## Task to complete
List each line of the data that holds the string "provided", please.
BEGIN
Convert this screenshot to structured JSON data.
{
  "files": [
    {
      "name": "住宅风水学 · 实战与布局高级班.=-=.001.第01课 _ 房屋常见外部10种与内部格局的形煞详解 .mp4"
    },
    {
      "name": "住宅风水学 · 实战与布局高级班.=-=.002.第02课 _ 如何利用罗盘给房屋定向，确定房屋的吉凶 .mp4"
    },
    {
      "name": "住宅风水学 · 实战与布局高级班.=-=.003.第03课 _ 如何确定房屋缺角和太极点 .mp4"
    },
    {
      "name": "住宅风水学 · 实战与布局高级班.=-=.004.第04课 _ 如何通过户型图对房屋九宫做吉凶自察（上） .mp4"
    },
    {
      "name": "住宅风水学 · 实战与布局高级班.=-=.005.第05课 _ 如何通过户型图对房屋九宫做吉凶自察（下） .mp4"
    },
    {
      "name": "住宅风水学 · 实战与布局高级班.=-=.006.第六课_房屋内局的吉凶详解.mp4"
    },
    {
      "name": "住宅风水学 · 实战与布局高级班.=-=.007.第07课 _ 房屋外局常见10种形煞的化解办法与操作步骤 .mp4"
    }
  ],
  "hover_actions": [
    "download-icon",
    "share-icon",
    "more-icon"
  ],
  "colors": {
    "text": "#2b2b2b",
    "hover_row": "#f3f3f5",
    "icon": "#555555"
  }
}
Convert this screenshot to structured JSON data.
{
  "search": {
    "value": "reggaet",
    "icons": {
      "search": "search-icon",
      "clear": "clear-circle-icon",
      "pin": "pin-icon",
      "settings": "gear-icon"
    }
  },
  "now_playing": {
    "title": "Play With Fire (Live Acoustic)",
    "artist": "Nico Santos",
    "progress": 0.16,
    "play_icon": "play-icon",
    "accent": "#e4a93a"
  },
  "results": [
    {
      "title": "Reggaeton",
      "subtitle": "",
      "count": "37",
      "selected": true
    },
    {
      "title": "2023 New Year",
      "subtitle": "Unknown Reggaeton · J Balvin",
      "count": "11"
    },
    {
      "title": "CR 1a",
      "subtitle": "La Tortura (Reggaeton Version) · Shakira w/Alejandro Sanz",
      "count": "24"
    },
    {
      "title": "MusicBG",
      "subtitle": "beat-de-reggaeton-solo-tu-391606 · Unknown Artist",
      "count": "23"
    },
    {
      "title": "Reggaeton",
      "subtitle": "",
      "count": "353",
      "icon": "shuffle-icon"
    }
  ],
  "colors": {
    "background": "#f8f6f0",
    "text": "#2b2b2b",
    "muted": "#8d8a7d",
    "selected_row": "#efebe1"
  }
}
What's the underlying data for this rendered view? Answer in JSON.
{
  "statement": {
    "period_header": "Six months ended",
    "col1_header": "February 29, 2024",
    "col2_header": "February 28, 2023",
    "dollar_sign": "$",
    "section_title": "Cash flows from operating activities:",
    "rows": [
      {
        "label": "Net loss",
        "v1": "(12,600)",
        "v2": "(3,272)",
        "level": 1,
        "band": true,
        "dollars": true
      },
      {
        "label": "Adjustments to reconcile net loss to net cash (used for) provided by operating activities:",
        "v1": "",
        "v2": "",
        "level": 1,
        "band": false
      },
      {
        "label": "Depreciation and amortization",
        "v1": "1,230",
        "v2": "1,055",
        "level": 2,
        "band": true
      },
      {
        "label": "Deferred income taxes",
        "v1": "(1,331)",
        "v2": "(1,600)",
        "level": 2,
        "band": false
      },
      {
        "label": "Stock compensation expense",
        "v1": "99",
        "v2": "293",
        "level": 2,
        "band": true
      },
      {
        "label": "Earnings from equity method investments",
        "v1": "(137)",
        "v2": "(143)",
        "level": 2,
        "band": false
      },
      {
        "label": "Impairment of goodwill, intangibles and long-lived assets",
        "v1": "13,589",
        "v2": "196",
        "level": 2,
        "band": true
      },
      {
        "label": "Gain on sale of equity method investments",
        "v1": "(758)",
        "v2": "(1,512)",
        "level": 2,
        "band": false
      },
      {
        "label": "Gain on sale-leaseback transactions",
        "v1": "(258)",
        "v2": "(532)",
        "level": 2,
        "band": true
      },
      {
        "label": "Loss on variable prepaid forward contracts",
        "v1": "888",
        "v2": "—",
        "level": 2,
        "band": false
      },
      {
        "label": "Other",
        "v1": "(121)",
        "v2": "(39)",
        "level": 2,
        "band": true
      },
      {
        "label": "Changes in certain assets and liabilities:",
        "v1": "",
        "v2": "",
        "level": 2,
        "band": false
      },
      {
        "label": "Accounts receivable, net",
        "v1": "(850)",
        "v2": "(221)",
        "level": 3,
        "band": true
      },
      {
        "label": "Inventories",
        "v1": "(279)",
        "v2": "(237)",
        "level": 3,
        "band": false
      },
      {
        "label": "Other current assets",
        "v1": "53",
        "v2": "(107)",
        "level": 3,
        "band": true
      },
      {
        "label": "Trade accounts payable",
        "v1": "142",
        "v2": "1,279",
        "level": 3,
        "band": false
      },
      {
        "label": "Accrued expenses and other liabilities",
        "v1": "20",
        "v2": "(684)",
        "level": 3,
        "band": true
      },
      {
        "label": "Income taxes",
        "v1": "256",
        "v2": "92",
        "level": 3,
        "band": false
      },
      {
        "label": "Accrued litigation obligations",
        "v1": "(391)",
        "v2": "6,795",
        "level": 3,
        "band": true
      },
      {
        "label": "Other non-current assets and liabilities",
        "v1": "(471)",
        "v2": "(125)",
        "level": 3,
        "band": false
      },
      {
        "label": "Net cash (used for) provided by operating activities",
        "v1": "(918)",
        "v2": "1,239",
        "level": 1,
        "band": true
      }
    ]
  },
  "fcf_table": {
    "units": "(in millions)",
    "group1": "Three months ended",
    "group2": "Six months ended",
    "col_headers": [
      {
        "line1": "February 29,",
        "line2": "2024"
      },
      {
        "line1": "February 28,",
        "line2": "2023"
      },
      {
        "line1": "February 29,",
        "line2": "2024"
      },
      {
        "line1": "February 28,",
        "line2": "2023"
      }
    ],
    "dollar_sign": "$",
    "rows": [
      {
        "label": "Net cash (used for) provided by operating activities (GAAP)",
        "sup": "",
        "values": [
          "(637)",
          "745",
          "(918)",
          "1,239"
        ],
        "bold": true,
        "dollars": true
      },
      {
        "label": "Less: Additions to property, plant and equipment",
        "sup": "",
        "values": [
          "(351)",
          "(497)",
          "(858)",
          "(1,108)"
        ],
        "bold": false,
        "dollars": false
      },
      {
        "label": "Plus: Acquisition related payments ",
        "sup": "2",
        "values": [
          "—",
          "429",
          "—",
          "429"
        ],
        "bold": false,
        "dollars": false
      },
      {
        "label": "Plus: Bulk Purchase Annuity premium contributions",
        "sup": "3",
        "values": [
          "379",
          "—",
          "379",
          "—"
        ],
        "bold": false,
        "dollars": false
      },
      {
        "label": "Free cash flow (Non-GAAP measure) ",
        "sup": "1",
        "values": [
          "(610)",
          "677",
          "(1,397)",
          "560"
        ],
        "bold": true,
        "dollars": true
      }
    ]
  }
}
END
## Written response
        "label": "Adjustments to reconcile net loss to net cash (used for) provided by operating activities:",
        "label": "Net cash (used for) provided by operating activities",
        "label": "Net cash (used for) provided by operating activities (GAAP)",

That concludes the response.